Opening night of "Esther Shalev-Gerz", January 10, 2013.
Photos by Michael R. Barrick, Morris and Helen Belkin Art Gallery.
January 11 - April 14, 2013
Morris and Helen Belkin Art Gallery
Esther Shalev-Gerz brings together key works by the Paris-based artist in the first solo exhibition of her work to be organized in Canada. First shown at the
Kamloops Art Gallery in the spring of 2012, the exhibition will be presented with additional work by Shalev-Gerz at the Belkin Art Gallery.
For over twenty years, Shalev-Gerz has created installation and photographic work that addresses questions of collective and personal memory, of portraiture’s possibilities within contemporary discourses, the politics of representation, history, place and citizenship. The pieces in this exhibition are emblematic of her work and offer new ways to approach our relationship to these questions.
Among the works to be exhibited is WHITE-OUT: Between Telling and Listening (2002), which presents a portrait of sorts—one comprised of fugitive stories that exist fleetingly between the actual and the fictional, between the imagined and the experienced. Like previous works by Shalev-Gerz, WHITE-OUT explores and discloses the space between telling and listening through a video portrait of Åsa Simma, a woman who is both Sami (the indigenous peoples of Northern Sweden, Finland, Norway and Russia) and Swedish.
Perpetuum Mobile (1998-2000) depicts a 10 Franc coin spinning in constant motion so that both sides merge into one, just as Åsa Simma’s dual identity merges in a unified and perpetually evolving sense of self. A study of a currency replaced by the Euro and thus no longer in use, Perpetuum Mobile reflects upon money’s symbolic value and its role among the other economic forces that determine and interconnect national and individual identities.

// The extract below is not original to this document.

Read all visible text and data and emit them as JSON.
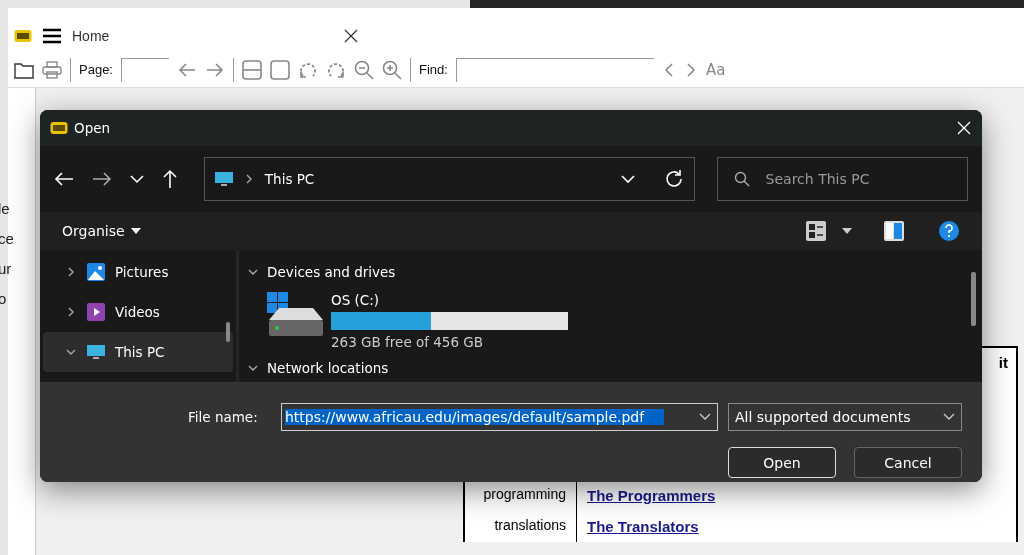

In Between Listening and Telling: Last Witnesses 1945-2005 (2005), a commemoration of the liberation of Auschwitz-Birkenau, Shalev-Gerz worked with the testimonies of sixty survivors now living in Paris to create a three-channel video installation that shows the same film on each screen, with a seven-second time-lapse between each one.
Shalev-Gerz returns to her childhood house in Vilnius, Lithuania in Still/Film (2009). One series of photographs show the house where she lived until she was eight; the second shows the site of the house from which her mother was forced to flee when she was nine, which Shalev-Gerz discovered by chance in the nearby town of Alytus.

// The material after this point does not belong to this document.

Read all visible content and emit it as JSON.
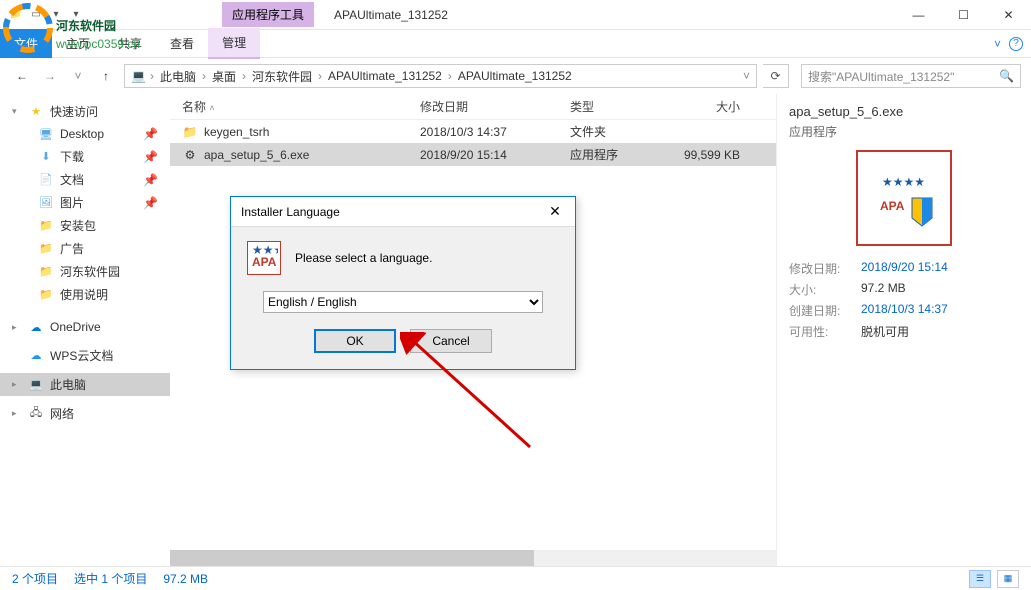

Born in Lithuania, Esther Shalev-Gerz was raised in Israel and has been a resident of Paris since 1984. She is a Professor at Valand School of Fine Arts, University of Gothenburg, Sweden where she is currently leading an international research project on Trust and the Unfolding Dialogue funded by the Swedish Research Council. Current and recent exhibitions include: a retrospective at the Musée Cantonal des Beaux-Arts de Lausanne with a catalogue published by JRP|Ringier (22 September 2012-6 January 2013); an installation of MenschenDinge as part of the group exhibition Newtopia at Kazerne Dossin, Mechelen, Belgium (1 December 2012-31 March 2013); Describing Labor at Wolfsonian-FIU, Miami (5 December 2012-7 April 2013); Kamloops Art Gallery, Kamloops (2012); Jeu de Paume, Paris (2010); Vilnius Art Academy Gallery, Vilnius (2009); Maritime Museum, Greenwich, (2007); Stiftung Gedenkstätten Buchenwald und Mittelbau-Dora, Weimar (2006); Sprengel Museum, Hannover (2002); Historiska Museet, Stockholm (2002).
A hardcover catalogue with essays by Elizabeth Matheson, Fanny Söderbäck and Ian Wallace published by the Kamloops Art Gallery accompanies the exhibition, along with a supplement designed specifically for the exhibition at the Belkin Art Gallery with an essay by Georges Didi-Huberman and preface by Scott Watson.
Esther Shalev-Gerz is co-curated by Charo Neville and Annette Hurtig and organized by the Kamloops Art Gallery, with additional works added at its presentation at the Morris and Helen Belkin Art Gallery. Works from this exhibition are also presented at the UBC Walter C. Koerner Library, 1958 Main Mall, Vancouver.